It may not make the Ripley's Believe It Or Not scrapbook, but Sansiri's 460-unit condominium project called Siri At Sukhumvit is all booked out in less than 60 days.
Perhaps nobody told the buyers there had been a military coup or that angry mobs were making noisy scenes. Even the real-estate slump had no effect on them.
The sales were so rapid that even the builder was shocked.
Sansiri senior marketing manager Samatcha Promsiri said he was "very surprised by the response but delighted by the results". The firm bags Bt3 billion from the sale.
Its success goes to prove local consumers are confident of buying, regardless of bad news, if they see something they like and aspire to possess it, says Samatcha.
The project marks the company's return to building condominiums in the Sukhumvit area in May after a two-year lull.
The almost four-rai estate is also the largest condominium project the firm was undertaken, rising 34 floors and scheduled for completion in three years.
The Sansiri brand still carries weight in a market filled with less recognisable names, said the builder.
Even with the high prices - with space starting at Bt85,000 a square metre for the lower floors - there was no shortage of takers.
One-bedroom units start from Bt4.2 million, the freehold apartments being semi-furnished. The company will provide air-conditioners and kitchen sets.
Its two-bedroom units cover 67 square metres, while three-bedroom condos are from 105 square metres.
The block will have a swimming pool, measuring 12 metres by 35.
Siri's location on the main Sukhumvit stretch between Soi Thonglor and Soi Ekamai, with a second exit-entrance at Sukhumvit 38, offers one of the better residential neighbourhoods in this midtown zone.
This quarter is also relatively protected from the tourist zones along Nana and Asoke that are so packed with untidy vendors and beggars that city cleaners have a terrible task of cleaning up the mess every morning.
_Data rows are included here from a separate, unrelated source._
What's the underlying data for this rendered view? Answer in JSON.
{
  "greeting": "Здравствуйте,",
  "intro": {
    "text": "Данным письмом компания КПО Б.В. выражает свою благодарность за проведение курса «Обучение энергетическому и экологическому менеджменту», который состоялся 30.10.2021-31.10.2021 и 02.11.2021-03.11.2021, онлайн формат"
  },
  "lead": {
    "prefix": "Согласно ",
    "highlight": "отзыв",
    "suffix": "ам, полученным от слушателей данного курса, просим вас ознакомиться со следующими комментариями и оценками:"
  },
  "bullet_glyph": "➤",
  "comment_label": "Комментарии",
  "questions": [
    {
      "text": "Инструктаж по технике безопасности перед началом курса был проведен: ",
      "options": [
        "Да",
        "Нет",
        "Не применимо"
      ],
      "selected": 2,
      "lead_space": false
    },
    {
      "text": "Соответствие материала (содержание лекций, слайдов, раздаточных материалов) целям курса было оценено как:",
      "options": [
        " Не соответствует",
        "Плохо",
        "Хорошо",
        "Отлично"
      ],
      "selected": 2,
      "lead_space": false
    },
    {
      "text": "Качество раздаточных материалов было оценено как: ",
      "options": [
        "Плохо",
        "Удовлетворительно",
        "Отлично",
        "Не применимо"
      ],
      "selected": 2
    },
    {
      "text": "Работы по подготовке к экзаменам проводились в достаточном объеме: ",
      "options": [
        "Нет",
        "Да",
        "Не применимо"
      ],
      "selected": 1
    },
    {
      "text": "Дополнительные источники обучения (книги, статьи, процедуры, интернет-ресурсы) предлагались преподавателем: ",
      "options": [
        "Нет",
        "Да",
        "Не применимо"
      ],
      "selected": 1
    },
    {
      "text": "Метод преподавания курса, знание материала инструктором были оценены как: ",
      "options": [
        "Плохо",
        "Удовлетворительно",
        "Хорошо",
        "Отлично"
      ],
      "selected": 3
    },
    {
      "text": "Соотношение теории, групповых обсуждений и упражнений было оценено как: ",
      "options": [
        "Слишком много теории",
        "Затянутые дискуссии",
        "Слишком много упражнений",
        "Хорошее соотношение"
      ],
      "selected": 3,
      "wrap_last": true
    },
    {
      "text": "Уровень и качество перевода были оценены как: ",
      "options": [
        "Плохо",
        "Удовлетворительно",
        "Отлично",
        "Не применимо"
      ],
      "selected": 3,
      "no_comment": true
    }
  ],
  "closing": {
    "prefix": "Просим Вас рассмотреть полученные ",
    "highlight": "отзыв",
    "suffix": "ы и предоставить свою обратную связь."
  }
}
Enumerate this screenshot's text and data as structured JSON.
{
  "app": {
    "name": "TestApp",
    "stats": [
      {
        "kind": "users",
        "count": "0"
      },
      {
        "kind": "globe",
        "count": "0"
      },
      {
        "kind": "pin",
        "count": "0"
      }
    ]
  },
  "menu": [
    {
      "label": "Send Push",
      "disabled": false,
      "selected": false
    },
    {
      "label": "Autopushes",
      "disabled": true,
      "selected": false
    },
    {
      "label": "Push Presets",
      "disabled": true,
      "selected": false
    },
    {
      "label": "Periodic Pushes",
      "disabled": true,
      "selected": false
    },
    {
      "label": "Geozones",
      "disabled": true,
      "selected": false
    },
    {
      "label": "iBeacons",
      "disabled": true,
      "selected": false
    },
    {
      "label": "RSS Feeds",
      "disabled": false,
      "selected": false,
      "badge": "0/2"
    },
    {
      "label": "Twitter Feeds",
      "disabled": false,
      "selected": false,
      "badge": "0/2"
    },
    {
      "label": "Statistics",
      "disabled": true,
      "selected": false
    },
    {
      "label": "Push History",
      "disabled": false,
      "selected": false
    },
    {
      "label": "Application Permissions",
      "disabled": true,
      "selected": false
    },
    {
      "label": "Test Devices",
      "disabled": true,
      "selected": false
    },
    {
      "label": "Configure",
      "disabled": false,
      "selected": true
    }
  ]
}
Another of Siri's advantage is its closeness to the Thonglor BTS station, allowing for easy commuting to the rest of the capital.
Itthi C Tan